Identify all lines below that hold "Klikk" and collect them.

━━━ TASK INPUTS

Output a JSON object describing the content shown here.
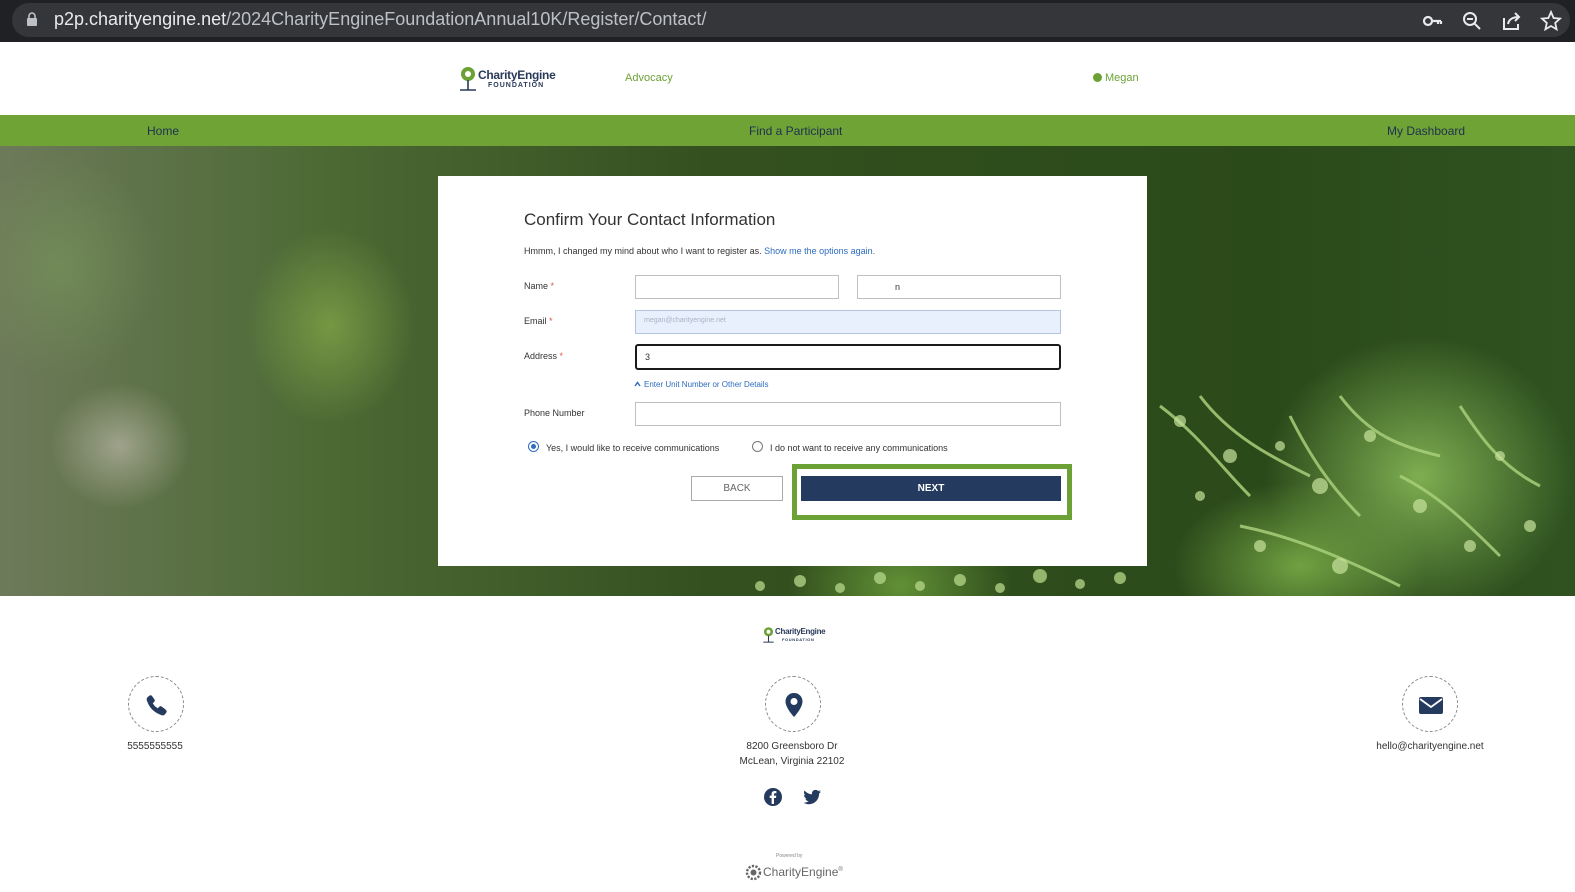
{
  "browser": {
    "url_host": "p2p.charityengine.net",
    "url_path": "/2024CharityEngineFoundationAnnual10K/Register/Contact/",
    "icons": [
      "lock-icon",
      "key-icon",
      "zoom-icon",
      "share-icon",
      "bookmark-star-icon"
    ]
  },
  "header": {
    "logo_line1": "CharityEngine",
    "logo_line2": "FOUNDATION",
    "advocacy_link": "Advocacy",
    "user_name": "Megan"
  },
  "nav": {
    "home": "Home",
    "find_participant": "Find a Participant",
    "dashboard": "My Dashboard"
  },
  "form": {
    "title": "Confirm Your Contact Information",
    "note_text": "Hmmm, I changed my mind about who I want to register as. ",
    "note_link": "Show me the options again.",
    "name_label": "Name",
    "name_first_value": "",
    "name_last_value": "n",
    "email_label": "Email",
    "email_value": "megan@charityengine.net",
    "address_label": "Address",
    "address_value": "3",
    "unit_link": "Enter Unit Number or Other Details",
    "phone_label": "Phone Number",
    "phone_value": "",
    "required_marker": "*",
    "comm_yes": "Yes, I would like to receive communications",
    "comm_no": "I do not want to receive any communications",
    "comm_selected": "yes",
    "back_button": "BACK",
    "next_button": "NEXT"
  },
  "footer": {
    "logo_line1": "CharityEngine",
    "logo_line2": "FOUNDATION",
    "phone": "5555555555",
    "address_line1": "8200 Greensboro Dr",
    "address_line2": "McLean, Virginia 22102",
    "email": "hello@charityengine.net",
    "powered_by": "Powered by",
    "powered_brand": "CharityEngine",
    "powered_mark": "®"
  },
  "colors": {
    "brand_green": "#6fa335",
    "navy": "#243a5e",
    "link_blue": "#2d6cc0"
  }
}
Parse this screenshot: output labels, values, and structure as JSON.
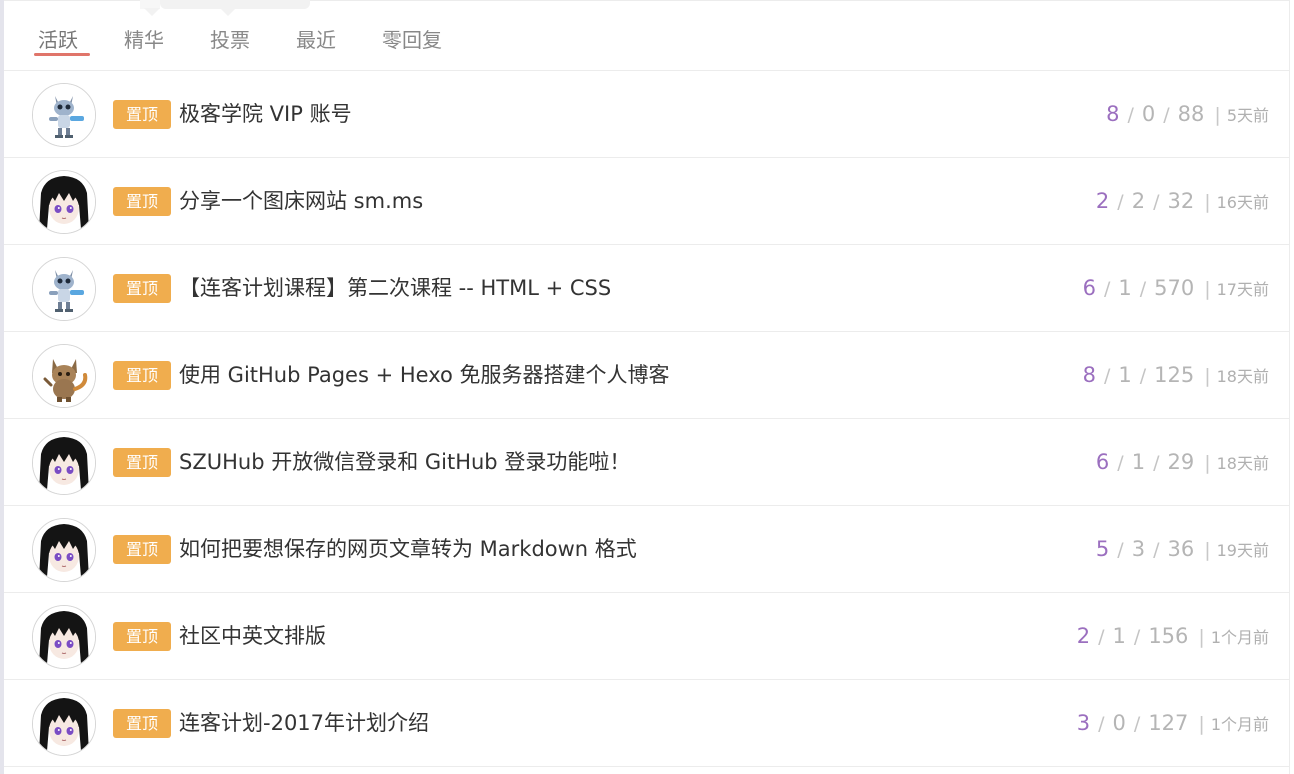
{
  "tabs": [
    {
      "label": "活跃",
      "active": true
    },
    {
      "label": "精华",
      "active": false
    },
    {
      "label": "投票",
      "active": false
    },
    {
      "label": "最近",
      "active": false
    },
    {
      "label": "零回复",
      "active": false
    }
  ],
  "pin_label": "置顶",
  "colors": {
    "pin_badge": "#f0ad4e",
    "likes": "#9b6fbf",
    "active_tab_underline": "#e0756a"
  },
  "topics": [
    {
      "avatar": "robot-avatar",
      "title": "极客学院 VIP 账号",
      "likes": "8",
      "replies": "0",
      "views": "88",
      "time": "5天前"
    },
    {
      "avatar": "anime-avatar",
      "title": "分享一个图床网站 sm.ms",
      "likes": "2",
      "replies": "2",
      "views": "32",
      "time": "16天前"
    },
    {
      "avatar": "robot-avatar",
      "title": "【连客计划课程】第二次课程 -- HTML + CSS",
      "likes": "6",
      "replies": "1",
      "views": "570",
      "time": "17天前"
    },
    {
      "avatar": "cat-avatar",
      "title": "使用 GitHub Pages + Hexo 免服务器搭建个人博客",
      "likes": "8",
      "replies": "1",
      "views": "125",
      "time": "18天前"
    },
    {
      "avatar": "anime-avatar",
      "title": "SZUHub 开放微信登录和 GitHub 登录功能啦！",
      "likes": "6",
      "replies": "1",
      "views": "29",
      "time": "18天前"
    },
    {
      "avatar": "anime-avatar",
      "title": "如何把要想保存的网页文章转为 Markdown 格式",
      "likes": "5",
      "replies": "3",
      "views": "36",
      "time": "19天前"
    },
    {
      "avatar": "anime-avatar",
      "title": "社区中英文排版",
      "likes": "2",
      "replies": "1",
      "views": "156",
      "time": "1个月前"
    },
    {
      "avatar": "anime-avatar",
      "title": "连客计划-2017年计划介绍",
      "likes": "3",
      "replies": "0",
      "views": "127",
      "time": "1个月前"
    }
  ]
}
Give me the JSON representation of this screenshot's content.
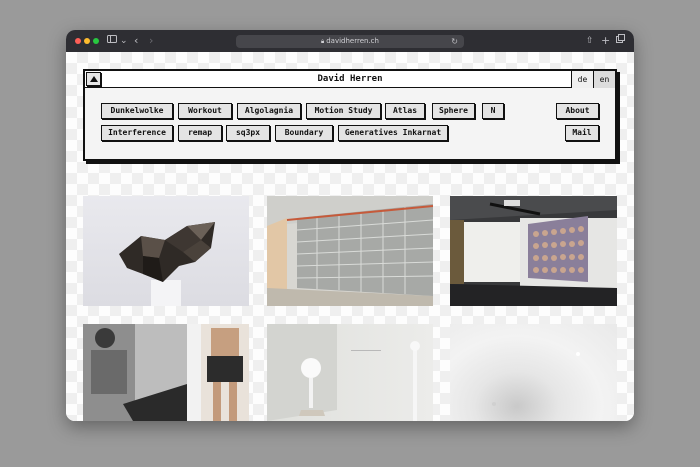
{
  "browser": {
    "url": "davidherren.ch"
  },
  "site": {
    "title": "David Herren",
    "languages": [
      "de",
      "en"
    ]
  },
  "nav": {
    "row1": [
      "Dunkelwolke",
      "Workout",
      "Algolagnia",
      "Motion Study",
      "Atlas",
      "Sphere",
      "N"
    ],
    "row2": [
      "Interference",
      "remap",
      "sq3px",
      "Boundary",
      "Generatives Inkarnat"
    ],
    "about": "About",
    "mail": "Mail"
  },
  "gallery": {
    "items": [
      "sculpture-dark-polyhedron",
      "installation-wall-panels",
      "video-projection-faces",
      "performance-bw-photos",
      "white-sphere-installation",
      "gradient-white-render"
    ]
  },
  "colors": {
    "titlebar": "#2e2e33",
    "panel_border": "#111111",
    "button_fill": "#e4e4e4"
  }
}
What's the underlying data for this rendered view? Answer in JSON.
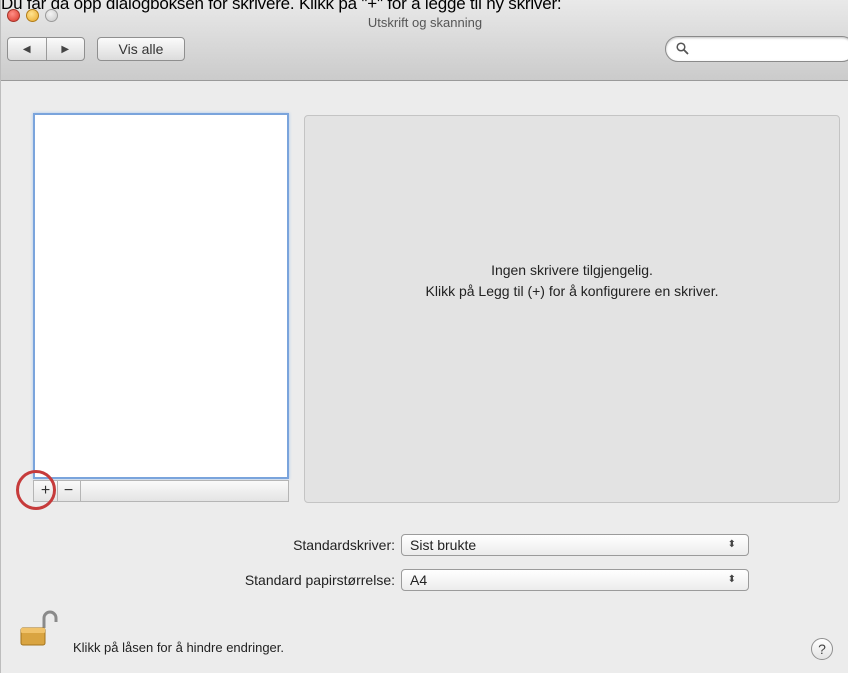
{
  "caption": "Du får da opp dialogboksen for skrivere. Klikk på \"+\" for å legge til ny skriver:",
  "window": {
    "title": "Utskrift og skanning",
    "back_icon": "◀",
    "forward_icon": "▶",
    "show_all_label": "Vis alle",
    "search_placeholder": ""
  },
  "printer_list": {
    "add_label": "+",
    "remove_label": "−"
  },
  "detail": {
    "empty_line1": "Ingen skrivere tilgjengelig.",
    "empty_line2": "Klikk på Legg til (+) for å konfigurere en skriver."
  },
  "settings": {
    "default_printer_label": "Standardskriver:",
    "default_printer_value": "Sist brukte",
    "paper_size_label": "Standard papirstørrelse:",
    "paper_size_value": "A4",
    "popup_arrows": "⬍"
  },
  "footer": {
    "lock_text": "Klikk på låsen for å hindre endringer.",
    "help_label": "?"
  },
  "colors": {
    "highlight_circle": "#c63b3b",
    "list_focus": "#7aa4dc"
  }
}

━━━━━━

*RESULT FOR THIS EXERCISE*:
  "caption": "Du får da opp dialogboksen for skrivere. Klikk på \"+\" for å legge til ny skriver:",
    "empty_line2": "Klikk på Legg til (+) for å konfigurere en skriver."
    "lock_text": "Klikk på låsen for å hindre endringer.",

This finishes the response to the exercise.